I thank God through Jesus for every one of you. That’s first. People everywhere keep telling me about your lives of faith, and every time I hear them, I thank him. And God… knows that every time I think of you in my prayers, which is practically all the time, I ask him to clear the way for me to come and see you. The longer this waiting goes on, the deeper the ache. I so want to be there to deliver God’s gift in...
till I entered the sanctuary of God
Do you ever lack an understanding of the bigger context of life? Do you think your life is worse than others? Do you wonder why you have a hard time and those who don’t know God do fine? Asaph had the same challenge, and in Psalm 73 as he gives us a good reason to do “scorecarding,” to measure…but it has to be in the right context.
Although he is in a bad place personally, he knows enough about God to start with the general truth. “Surely God is good to Israel, to those who are pure in heart.” This is as true as “God loves everyone.” It is true, but it lacks the personal touch. “But as for me, my feet had almost slipped…” What follows is verse after verse of bad news for Asaph and good news for the rich. Finally, he arrives at the middle of this song and says, “When I tried to understand all this, it was oppressive to me,...

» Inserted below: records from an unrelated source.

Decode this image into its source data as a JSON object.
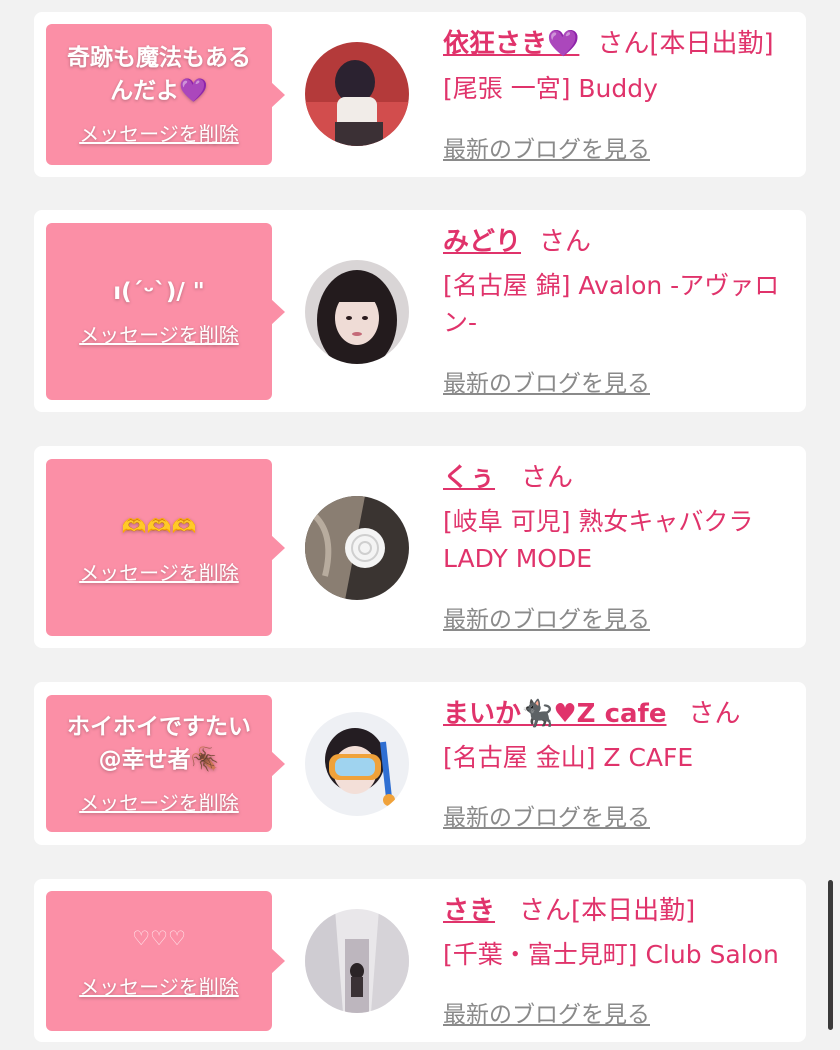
{
  "colors": {
    "accent": "#e0336b",
    "bubble": "#fb8fa6",
    "link_gray": "#8a8a8a"
  },
  "entries": [
    {
      "message": "奇跡も魔法もある\nんだよ💜",
      "delete_label": "メッセージを削除",
      "name": "依狂さき💜",
      "honorific": "さん",
      "tag": "[本日出勤]",
      "shop": "[尾張 一宮] Buddy",
      "blog_label": "最新のブログを見る",
      "avatar_icon": "profile-photo"
    },
    {
      "message": "ı(ˊᵕˋ)/ \"",
      "delete_label": "メッセージを削除",
      "name": "みどり",
      "honorific": "さん",
      "tag": "",
      "shop": "[名古屋 錦] Avalon -アヴァロン-",
      "blog_label": "最新のブログを見る",
      "avatar_icon": "profile-photo"
    },
    {
      "message": "🫶🫶🫶",
      "delete_label": "メッセージを削除",
      "name": "くぅ",
      "honorific": "さん",
      "tag": "",
      "shop": "[岐阜 可児] 熟女キャバクラ LADY MODE",
      "blog_label": "最新のブログを見る",
      "avatar_icon": "profile-photo"
    },
    {
      "message": "ホイホイですたい\n@幸せ者🪳",
      "delete_label": "メッセージを削除",
      "name": "まいか🐈‍⬛♥Z cafe",
      "honorific": "さん",
      "tag": "",
      "shop": "[名古屋 金山] Z CAFE",
      "blog_label": "最新のブログを見る",
      "avatar_icon": "profile-photo"
    },
    {
      "message": "♡♡♡",
      "delete_label": "メッセージを削除",
      "name": "さき",
      "honorific": "さん",
      "tag": "[本日出勤]",
      "shop": "[千葉・富士見町] Club Salon",
      "blog_label": "最新のブログを見る",
      "avatar_icon": "profile-photo"
    }
  ]
}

You will arise and have compassion on Zion, for it is time to show favor to her; the appointed time has come. Psalm 102:12

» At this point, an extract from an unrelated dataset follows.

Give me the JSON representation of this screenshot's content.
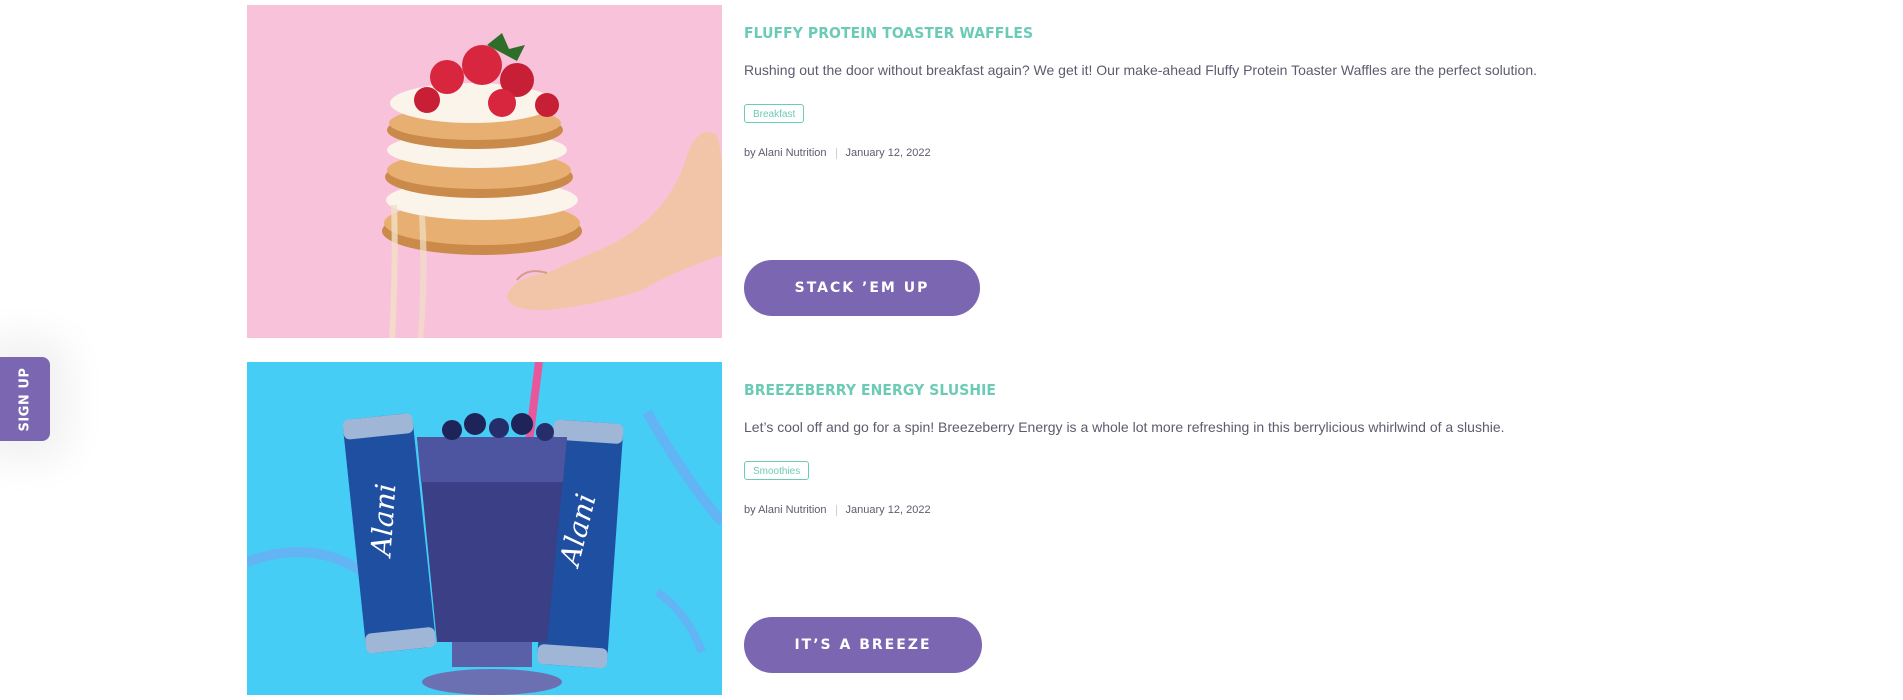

We are, at the time of writing, on the edge of a big property move. In light of this, Lyn and I have been discussing the difference between knowing a principle and having a rhema word about a place. This is where Psalm 102 comes into the picture. It appears that things are not going well for the psalmist, and then in verse 12 he says this:
You will arise and have compassion on Zion, for it is time to show favor to her; the appointed time has come.
My question is this: “Is this the appointed time for us, for The Institute, for the Johnson household, to have a place, a campus?” The rest of the psalm shows me seven reasons as to why the psalmist thought it was the appointed time.
The 2020 Christmas season is here. As we hang fragile ornaments on lonely trees it is important that we manage our hope levels. If we look at 2020 through the lens of sense and sensibility we may have plenty of reason to feel despondent. Hope is not just a feeling, however, but a choice. The beauty of hope is not that it shines when all is well, but that it prevails when life is bleak.
Google the origins of “hope against hope” and you will find the phrase derives from the Bible where the Apostle Paul is writing about Abraham, “Who against hope believed in hope, that he might become the father of many nations, according to that which was spoken.” (Romans 4:18) Before exploring this hope Abraham exercised, let’s read it in a few other translations:
Zachariah said to the angel, “Do you expect me to believe this? I'm an old man and my wife is an old woman.”
And Mary said, “Yes, I see it all now; I'm the Lord's maid, ready to serve.”
Somewhere we have warmed to the notion that a skeptical response is a godly response. “Let me think it over... I am not sure I get it... could this be God?”, or the old favorite, “I'll pray about it.” In Luke chapter 1, we have two different responses to God. Zachariah wasn't about to have the wool pulled over his eyes, and so Gabriel had to clear the fog. “I am Gabriel, the sentinel of God, sent especially to bring you this glad news. But because you won't believe me...” Said another way, 'Hey, Zach, this is Big Gabe who's talking to you... a real, live angel. Listen up!'
Mary's response was different. “Yes... I am ready to serve.”
What was the difference between them? Zachariah had probably...